His voice had a distinct allure and, in time, he became one of the most popular and respected vocalists of India. He made Indian classical music interesting and enjoyable. In 1960 he recorded two songs for the famous Hindi Film Mughal-E-Azam. He had sung Raga Sohni and Rageshwari. Filmmaker K Asif, along with music director Naushad had to convince Khan Sahab to accept their offer. In those days, when singers like Lata Mangeshkar and Mohammad Rafi were paid Rs 500 (SGDs 11) per song, Khan Sahab demanded Rs 25,000 (SGDs 545) but K. Asif agreed immediately.
Pandit Ravi Shankar
The youngest of five brothers, he started off not as a sitarist but as a dancer, in both solo and ensemble performances, in his brother Uday Shankar's Paris-based dance troupe. However, God Almighty had different plans for Raviji. At the age of eighteen, Ravi Shankar gave up dancing to study sitar playing under Ustad Allauddin Khan, the court musician of Maihar, a small town in Madhya Pradesh.
Besides dancing, Ravi Shankar was able to become a versatile musician, playing diverse instruments such as the sitar, sarod, flute and drums. During his formative years in Paris, he met many leading European musicians including the great Catalan cellist Pablo Casals, Spanish guitar maestro Andres Segovia and Russian violinist Jascha Heifetz.
His popularity grew with his meeting with The Beatles. George Harrison became his disciple. This association brought Ravi Shankar to the highest point in his career.
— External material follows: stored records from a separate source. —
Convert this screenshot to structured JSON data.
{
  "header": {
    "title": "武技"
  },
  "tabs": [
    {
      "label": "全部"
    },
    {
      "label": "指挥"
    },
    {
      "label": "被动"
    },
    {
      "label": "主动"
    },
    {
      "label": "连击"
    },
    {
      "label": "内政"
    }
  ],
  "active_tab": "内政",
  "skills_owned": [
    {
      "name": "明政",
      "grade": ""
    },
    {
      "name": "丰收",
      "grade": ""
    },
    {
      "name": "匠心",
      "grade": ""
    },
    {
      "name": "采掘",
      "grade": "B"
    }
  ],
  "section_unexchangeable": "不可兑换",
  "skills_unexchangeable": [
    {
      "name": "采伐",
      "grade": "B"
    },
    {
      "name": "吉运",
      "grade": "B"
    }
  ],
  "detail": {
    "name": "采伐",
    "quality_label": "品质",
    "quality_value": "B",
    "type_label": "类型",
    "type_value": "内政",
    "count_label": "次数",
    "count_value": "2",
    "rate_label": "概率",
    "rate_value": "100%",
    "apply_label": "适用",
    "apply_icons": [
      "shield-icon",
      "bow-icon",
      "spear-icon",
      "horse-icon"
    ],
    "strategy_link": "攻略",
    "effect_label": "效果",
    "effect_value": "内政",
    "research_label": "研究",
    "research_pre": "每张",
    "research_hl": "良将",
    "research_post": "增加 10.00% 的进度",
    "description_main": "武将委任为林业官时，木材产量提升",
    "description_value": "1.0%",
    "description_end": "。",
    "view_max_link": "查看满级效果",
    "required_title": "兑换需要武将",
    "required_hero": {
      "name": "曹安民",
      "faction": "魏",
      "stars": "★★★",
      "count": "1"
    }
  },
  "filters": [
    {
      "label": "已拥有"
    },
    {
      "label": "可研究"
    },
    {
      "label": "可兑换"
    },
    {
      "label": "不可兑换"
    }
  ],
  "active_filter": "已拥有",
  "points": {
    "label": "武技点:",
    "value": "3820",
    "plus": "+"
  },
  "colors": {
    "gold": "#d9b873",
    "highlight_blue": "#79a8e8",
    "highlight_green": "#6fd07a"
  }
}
‘Master on Masters’ is a great read for all who want a crash course on Indian music traditions, history and gurus. A must read for lovers of Indian classical music. The book can be bought on Amazon: https://www.amazon.com/Master-Masters-Amjad-Ali-Khan/dp/0670089540